And Mary Lou McCormick, a legislative aide to Wisniewski, is paid by the Raritan Bay Leadership Fund, also a PAC, to prepare its reports....

Wisniewski also denied having ties to the 19th District Democratic Leadership Fund, which is named after his district.

"I don’t own the name 19th District and I don’t own any name, so anybody’s free to use it," he said.

When questioned about the scandal just four days before the election, Wisniewski attacked the reporter, who has since moved on to work for POLITICO.

"The reporter who did that, Matt Freidman, likes to omit facts and not really tell the whole story, and so he's a great guy for doing guilt by association," said Wisniewski.

"He was trying to blame me because people I knew were engaged in fundraising.  You know, we're a small universe of people, both here in Middlesex County and statewide, who do fundraising," the Assemblyman continued.

"So, to automatically cast the aspersion that somehow, because you know them, because they used to work for you... makes you responsible for their actions down the road, is absurd."

Known in political circles as "The Wiz," he also runs his own law firm that has given more than $13,000 to politicians across the state since 2009.  That's in addition to donations distributed by his own election fund.

About 20% of the firm's business comes from government entities, but Wisniewski says the firm wins those contracts in competitive public bidding processes.

"The implication that somehow you write a check and you get the work?  All the work that we've gotten we've had to compete for, and we've lost some of those competitions."

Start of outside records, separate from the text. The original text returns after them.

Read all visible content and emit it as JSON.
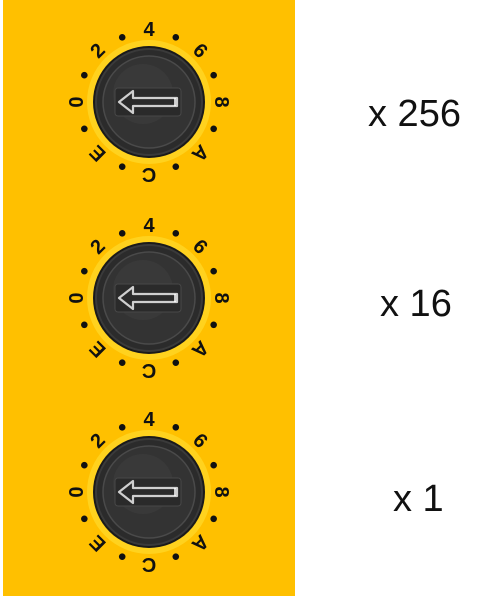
{
  "panel": {
    "color": "#ffc000"
  },
  "switches": [
    {
      "multiplier": "x 256",
      "scale": [
        "0",
        "2",
        "4",
        "6",
        "8",
        "A",
        "C",
        "E"
      ]
    },
    {
      "multiplier": "x 16",
      "scale": [
        "0",
        "2",
        "4",
        "6",
        "8",
        "A",
        "C",
        "E"
      ]
    },
    {
      "multiplier": "x 1",
      "scale": [
        "0",
        "2",
        "4",
        "6",
        "8",
        "A",
        "C",
        "E"
      ]
    }
  ],
  "icons": {
    "knob": "rotary-knob",
    "pointer": "arrow-pointer-icon"
  }
}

"A lot of the people that I've supported are people I've supported long before I got any government contracts," contined Wisniewski. 

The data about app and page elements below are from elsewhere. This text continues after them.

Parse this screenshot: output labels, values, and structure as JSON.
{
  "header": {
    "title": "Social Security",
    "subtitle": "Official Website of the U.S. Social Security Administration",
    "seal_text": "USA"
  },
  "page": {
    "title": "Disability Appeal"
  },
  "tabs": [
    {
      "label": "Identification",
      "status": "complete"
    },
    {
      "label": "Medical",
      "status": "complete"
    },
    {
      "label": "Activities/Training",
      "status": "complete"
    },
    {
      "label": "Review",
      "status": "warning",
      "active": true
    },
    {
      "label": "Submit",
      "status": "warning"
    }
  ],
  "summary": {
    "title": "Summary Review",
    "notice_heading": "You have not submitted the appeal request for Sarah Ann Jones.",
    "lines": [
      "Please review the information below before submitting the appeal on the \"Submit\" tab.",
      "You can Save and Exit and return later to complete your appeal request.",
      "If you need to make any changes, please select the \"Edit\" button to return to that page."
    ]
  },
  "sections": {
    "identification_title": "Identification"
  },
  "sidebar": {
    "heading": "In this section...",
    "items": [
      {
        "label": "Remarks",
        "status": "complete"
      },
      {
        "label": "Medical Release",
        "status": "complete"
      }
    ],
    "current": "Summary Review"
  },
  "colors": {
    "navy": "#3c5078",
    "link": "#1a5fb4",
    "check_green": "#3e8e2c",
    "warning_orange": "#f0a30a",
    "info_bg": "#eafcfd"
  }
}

"Look, you know, it's a sexy charge.  It makes for interesting copy and it makes for an interesting TV show. But the reality is that's just not how it works," said Wisniewski.

But it's perhaps the other 80% of the work at Wisniewski & Associates that might be more concering for voters, such as US Metals, a private client that led to the headline "Exclusive: Wisniewski Represents Polluter Against NJ Town in His Own District."

Similarly, Lesniak is a partner in Weiner Lesniak, and Johnson is a partner in Debevoise & Plimpton LLP.  Both firms have questionable clients of their own.